MAY 05, 2017 09:19 AM PDT

Stephen Hawking: We Must Become an Interplanetary Species Within 100 Years or We'll All Die

WRITTEN BY: Anthony Bouchard

Stephen Hawking is known for his sometimes-adventurous remarks, but the latest in his observational comments involves the time mankind has remaining to develop a means for interplanetary colonization before the Earth ultimately becomes overpopulated and we all die from one cause or another.

Physicist Stephen Hawking says we've got about 100 years to become an interplanetary species, or we'll all die.

He was quoted previously for giving mankind around 1,000 years before some major catastrophe would wipe us all out. He also noted how becoming an interplanetary species could help change all that, but his new perspective gives the previous timeframe a 10x boost in urgency.

Hawking now says that we have just 100 years to become an interplanetary species or mankind will ultimately meet its maker.

Related: Stephen Hawking's latest theory about black holes

It sounds like Hawking is playing doomsayer here, but he may have a realistic point. After all, the world’s population continues to increase and we continue to knock down our valuable forests to build housing developments for everyone to live.

Eventually, we won’t have nearly enough forests left to filter the CO2 from our air and produce the fresh oxygen we need to breathe.

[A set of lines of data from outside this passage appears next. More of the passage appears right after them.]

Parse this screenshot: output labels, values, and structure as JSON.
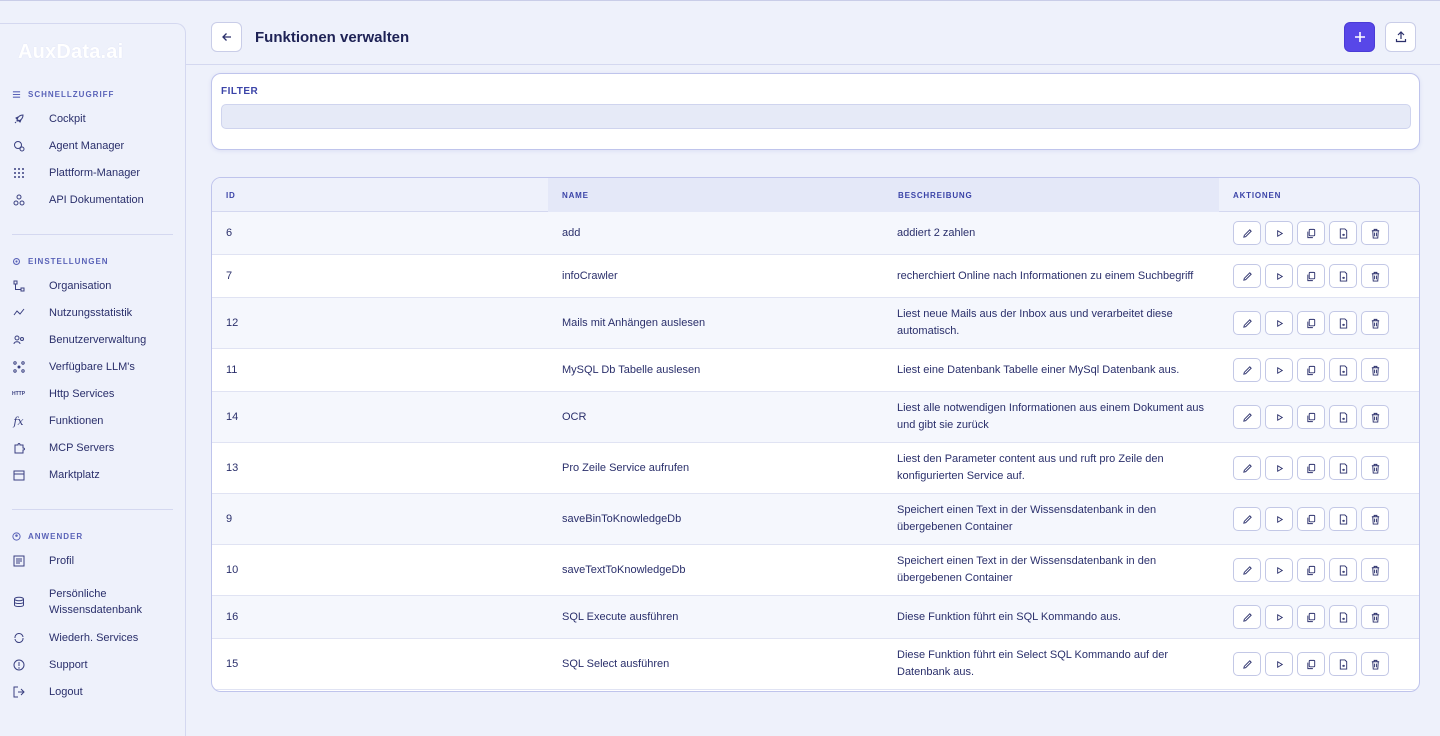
{
  "brand": {
    "logo_text": "AuxData.ai"
  },
  "sidebar": {
    "sections": [
      {
        "title": "SCHNELLZUGRIFF",
        "icon": "menu-icon",
        "items": [
          {
            "label": "Cockpit",
            "icon": "rocket-icon"
          },
          {
            "label": "Agent Manager",
            "icon": "agent-icon"
          },
          {
            "label": "Plattform-Manager",
            "icon": "grid-icon"
          },
          {
            "label": "API Dokumentation",
            "icon": "api-icon"
          }
        ]
      },
      {
        "title": "EINSTELLUNGEN",
        "icon": "gear-icon",
        "items": [
          {
            "label": "Organisation",
            "icon": "org-icon"
          },
          {
            "label": "Nutzungsstatistik",
            "icon": "stats-icon"
          },
          {
            "label": "Benutzerverwaltung",
            "icon": "users-icon"
          },
          {
            "label": "Verfügbare LLM's",
            "icon": "llm-icon"
          },
          {
            "label": "Http Services",
            "icon": "http-icon"
          },
          {
            "label": "Funktionen",
            "icon": "function-icon"
          },
          {
            "label": "MCP Servers",
            "icon": "puzzle-icon"
          },
          {
            "label": "Marktplatz",
            "icon": "store-icon"
          }
        ]
      },
      {
        "title": "ANWENDER",
        "icon": "user-circle-icon",
        "items": [
          {
            "label": "Profil",
            "icon": "profile-icon"
          },
          {
            "label": "Persönliche Wissensdatenbank",
            "icon": "database-icon"
          },
          {
            "label": "Wiederh. Services",
            "icon": "repeat-icon"
          },
          {
            "label": "Support",
            "icon": "support-icon"
          },
          {
            "label": "Logout",
            "icon": "logout-icon"
          }
        ]
      }
    ]
  },
  "header": {
    "title": "Funktionen verwalten"
  },
  "filter": {
    "label": "FILTER",
    "value": "",
    "placeholder": ""
  },
  "table": {
    "columns": [
      "ID",
      "NAME",
      "BESCHREIBUNG",
      "AKTIONEN"
    ],
    "rows": [
      {
        "id": "6",
        "name": "add",
        "description": "addiert 2 zahlen"
      },
      {
        "id": "7",
        "name": "infoCrawler",
        "description": "recherchiert Online nach Informationen zu einem Suchbegriff"
      },
      {
        "id": "12",
        "name": "Mails mit Anhängen auslesen",
        "description": "Liest neue Mails aus der Inbox aus und verarbeitet diese automatisch."
      },
      {
        "id": "11",
        "name": "MySQL Db Tabelle auslesen",
        "description": "Liest eine Datenbank Tabelle einer MySql Datenbank aus."
      },
      {
        "id": "14",
        "name": "OCR",
        "description": "Liest alle notwendigen Informationen aus einem Dokument aus und gibt sie zurück"
      },
      {
        "id": "13",
        "name": "Pro Zeile Service aufrufen",
        "description": "Liest den Parameter content aus und ruft pro Zeile den konfigurierten Service auf."
      },
      {
        "id": "9",
        "name": "saveBinToKnowledgeDb",
        "description": "Speichert einen Text in der Wissensdatenbank in den übergebenen Container"
      },
      {
        "id": "10",
        "name": "saveTextToKnowledgeDb",
        "description": "Speichert einen Text in der Wissensdatenbank in den übergebenen Container"
      },
      {
        "id": "16",
        "name": "SQL Execute ausführen",
        "description": "Diese Funktion führt ein SQL Kommando aus."
      },
      {
        "id": "15",
        "name": "SQL Select ausführen",
        "description": "Diese Funktion führt ein Select SQL Kommando auf der Datenbank aus."
      }
    ],
    "row_actions": [
      "edit-icon",
      "play-icon",
      "copy-icon",
      "export-file-icon",
      "trash-icon"
    ]
  },
  "colors": {
    "accent": "#5847e8",
    "text": "#2a2f6b",
    "header_text": "#3b44a8"
  }
}
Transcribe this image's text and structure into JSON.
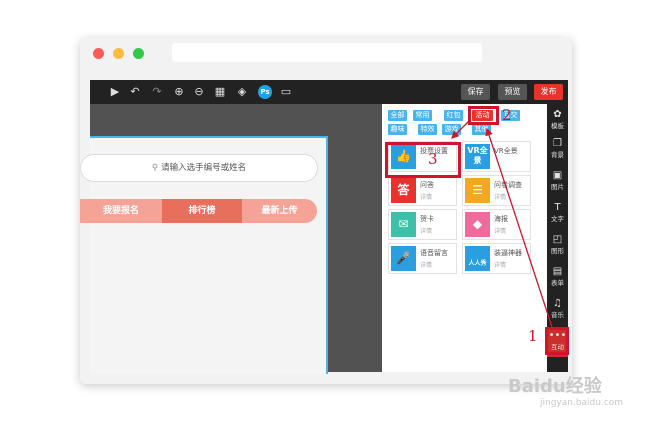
{
  "toolbar": {
    "icons": [
      "play-icon",
      "undo-icon",
      "redo-icon",
      "zoom-in-icon",
      "zoom-out-icon",
      "grid-icon",
      "layers-icon",
      "ps-icon",
      "device-icon"
    ],
    "save_label": "保存",
    "preview_label": "预览",
    "publish_label": "发布"
  },
  "canvas": {
    "search_placeholder": "请输入选手编号或姓名",
    "tabs": [
      "我要报名",
      "排行榜",
      "最新上传"
    ],
    "active_tab": "排行榜"
  },
  "panel": {
    "categories": [
      "全部",
      "常用",
      "红包",
      "活动",
      "互交",
      "趣味",
      "特效",
      "游戏",
      "其他"
    ],
    "selected_category": "活动",
    "cards": [
      {
        "title": "投票设置",
        "detail": "",
        "icon": "thumbs-up-icon",
        "color": "#2a9fe0"
      },
      {
        "title": "VR全景",
        "detail": "",
        "icon": "vr-icon",
        "color": "#2a9fe0",
        "thumb_text": "VR全景"
      },
      {
        "title": "问答",
        "detail": "详情",
        "icon": "answer-icon",
        "color": "#e8332c",
        "thumb_text": "答"
      },
      {
        "title": "问卷调查",
        "detail": "详情",
        "icon": "survey-icon",
        "color": "#f5a623"
      },
      {
        "title": "贺卡",
        "detail": "详情",
        "icon": "card-icon",
        "color": "#3dbfa8"
      },
      {
        "title": "海报",
        "detail": "详情",
        "icon": "poster-icon",
        "color": "#f06b9d"
      },
      {
        "title": "语音留言",
        "detail": "详情",
        "icon": "mic-icon",
        "color": "#2a9fe0"
      },
      {
        "title": "装逼神器",
        "detail": "详情",
        "icon": "people-icon",
        "color": "#2a9fe0",
        "thumb_text": "人人秀"
      }
    ]
  },
  "sidebar": {
    "items": [
      {
        "label": "模板",
        "icon": "template-icon"
      },
      {
        "label": "背景",
        "icon": "background-icon"
      },
      {
        "label": "图片",
        "icon": "image-icon"
      },
      {
        "label": "文字",
        "icon": "text-icon"
      },
      {
        "label": "图形",
        "icon": "shape-icon"
      },
      {
        "label": "表单",
        "icon": "form-icon"
      },
      {
        "label": "音乐",
        "icon": "music-icon"
      },
      {
        "label": "互动",
        "icon": "more-icon"
      }
    ],
    "active": "互动"
  },
  "annotations": [
    "1",
    "2",
    "3"
  ],
  "watermark": {
    "brand": "Baidu经验",
    "url": "jingyan.baidu.com"
  },
  "colors": {
    "accent_red": "#e8332c",
    "accent_blue": "#47b4f0",
    "annotation_red": "#d0142c"
  }
}
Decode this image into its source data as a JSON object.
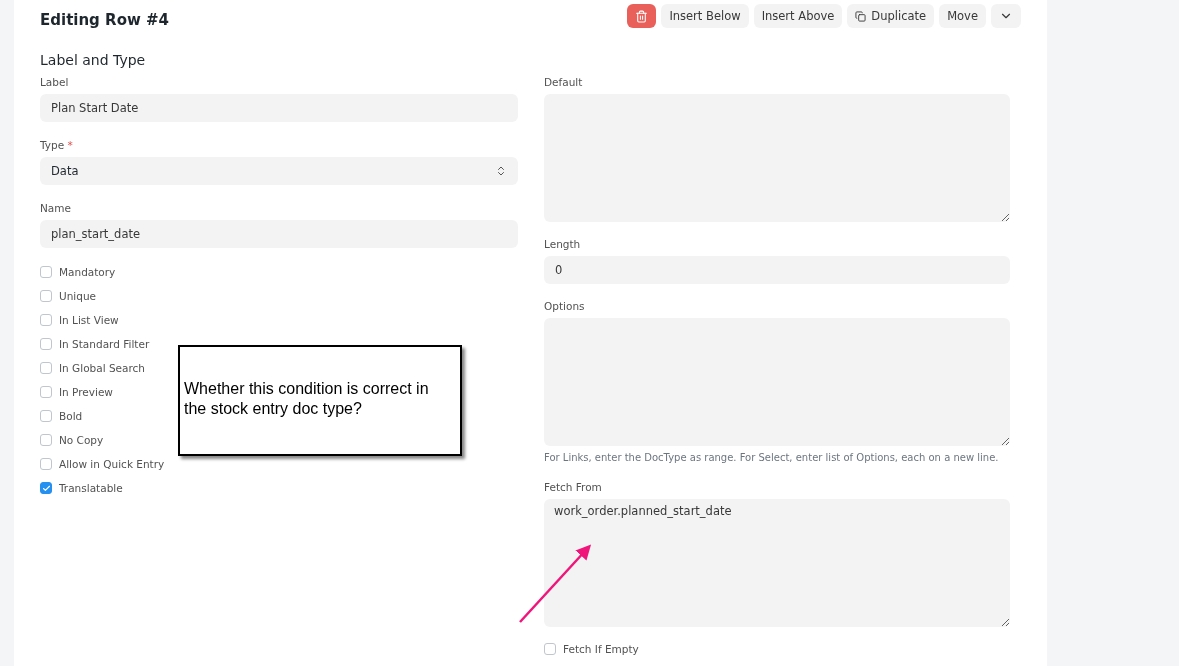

But that’s not the alarming part; there’s also the very realistic idea that whenever planet Earth becomes the target of a disaster, such as the devastation of climate change, a major asteroid impact, nuclear war, or even self-aware artificial intelligence, the human race could ultimately be wiped out.

Hawking and many other well-known individuals who dabble in the scientific world have routinely expressed the importance of mankind becoming an interplanetary species. If this were to happen, one planet could be struck by a disaster and the others would remain, which means mankind could survive.

As a civilization, mankind has been trying hard to come up with ways to populate Mars in the near future, but there is certainly interest in putting mankind on various plants throughout the galaxy, assuming we can ever get to them.

Related: Stephen Hawking wants to use lasers to send spacecraft to other planetary systems

It’s doubtful we’ll ever get mankind to planets in other systems within the next 100 years, but it may not be too far out of reach to put ourselves on Mars, as NASA and other space organizations are dealing with the realistic goal of putting the first astronauts on the red planet within the next 20-30 years.

While Hawking’s words make you stop and think about what’s really going to happen in the near future, one really can’t argue with how cool it would be to have mankind on more planets than just one. It would make life a lot more interesting and would help preserve our life forms in the event that one planet faced a major catastrophe.

Source: CNBC

About the Author
  • Fascinated by scientific discoveries and media, Anthony found his way here at LabRoots, where he would be able to dabble in the two. Anthony is a technology junkie that has vast experience in computer systems and automobile mechanics, as opposite as those sound.
You May Also Like
DEC 13, 2019
Space & Astronomy
DEC 13, 2019
SpaceX's Starhopper Prototype Makes First Untethered Flight
SpaceX made significant progress on its deep-space Starhopper starship project last week after a prototype of the spacecraft’s rocket conducted its f...
DEC 13, 2019
Chemistry & Physics
DEC 13, 2019
Trio Brought Home Breakthrough Physics Prize for Their Work on Supergravity
Announced on July 6, 2019, the Selection Committee of Special Breakthrough Prize in Fundamental Physic has picked three theoretical physicists, Sergio Ferr...
DEC 13, 2019
Space & Astronomy
DEC 13, 2019
When Can We Expect Another Nearby Supernova?
Once most stars reach the end of their life cycle, they’ll explode with a gleaming white-hot intensity, an event that’s often referred to by as...
DEC 13, 2019
Chemistry & Physics
DEC 13, 2019
8 More to the List: What Does the Growing Number of Repeating Fast Radio Bursts Mean to Astrophysicists
The story of Fast Radio Bursts (FRB) started back in 2007, when Australian astronomer Duncan Lorimer and his student discovered a set of puzzling data reco...
DEC 13, 2019
Space & Astronomy
DEC 13, 2019
How is NASA's InSight Mission on Mars Doing?
NASA’s InSight mission officially landed on Mars last November, and perhaps unsurprisingly, the media hyped this mission’s purpose on the red p...
DEC 13, 2019
Earth & The Environment
DEC 13, 2019
Yale Scientists Solve Mass Extinction Mystery
Scientists from Yale University have solved a mystery that has plagued scientists for decades. It’s well established that 66 million years ago, a mas...
Loading Comments...